Emanuel said the Obama administration’s Global Health Initiative (GHI)Â isÂ focused on “integrating services” within health systems, at the policy level and with international partners.Â More integration, Emanuel explained,Â could lead to fewer pneumonia deaths in the developing world because health systems will be better equipped to deal with a range of health problems. For example, if a child presents with a fever, health workers need to be able to determine whether the child needs treatment for malaria or pneumonia, he said.
Emanuel said PEPFAR has shown that complex care can be delivered in rural areas and said the Obama administration seeks to build on those lessons and focus on integration. “Using all this information together is what the GHI is about,” he said.
The struggle with the pneumonia vaccine has been that the “children who need it most have not been the ones receiving it,” Levine said. ButÂ that’s improving because better funding levels from theÂ GAVI Alliance and other sources, have allowed theÂ vaccine to “ship to St. Louis and Sierra Leone in the same year,” he added.
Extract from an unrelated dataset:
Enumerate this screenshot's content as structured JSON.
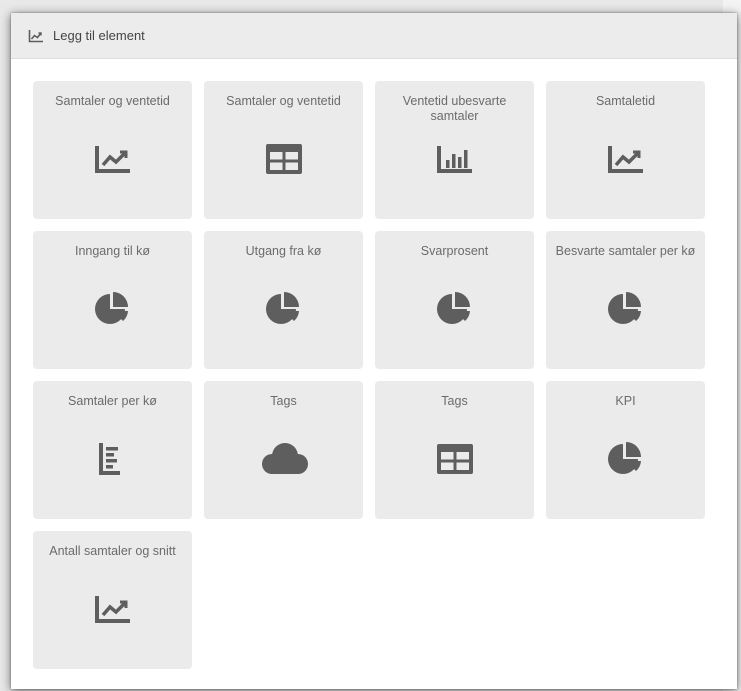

Sadruddin focused on the role health workers in developing countries can play in reducing child mortality form pneumonia. Education for mothers is also important since they are usually the ones who decide when to get treatment for sick children, he said.
Peterson recounted the experience of losing her daughter to pneumonia just before her sixth birthday. She urged education about the vaccine, noting that her daughter was not vaccinated.
Levine also discussed various issues about pneumonia advocacy. “A lot of what’s been missing is an organized movement,” he said. But this year it’s “really taking off,” he said, noting the variety of awareness events from Kampala, Uganda,Â to Washington, D.C., to mark the day (Schiff, 11/12).
The following news outletsÂ published stories looking at pneumonia in their countries.
The Daily Nation reports on the expect theÂ launch of the PCV-10 pneumococcal vaccine in Kenya next year. PCV-10 “was licensed in 2000, has since been widely available in the West and in South Africa,” according to the article.Â Kenyan researchers are also studying “whether vaccinating children offers additional protection to other members of the household” (Mwangi, 11/11).
The Times of India examines why pneumonia is a major killer of children in India. “Malnutrition, poverty, poor access to and inadequate healthcare services are responsible for the high death rate in children due to pneumonia. … Another reason for fewer children with pneumonia receiving antibiotics is the selection of the drug by doctors,” the Times of India writes (11/12).
A GAVI Alliance press release notes the World Pneumonia Day activities around the world (11/11).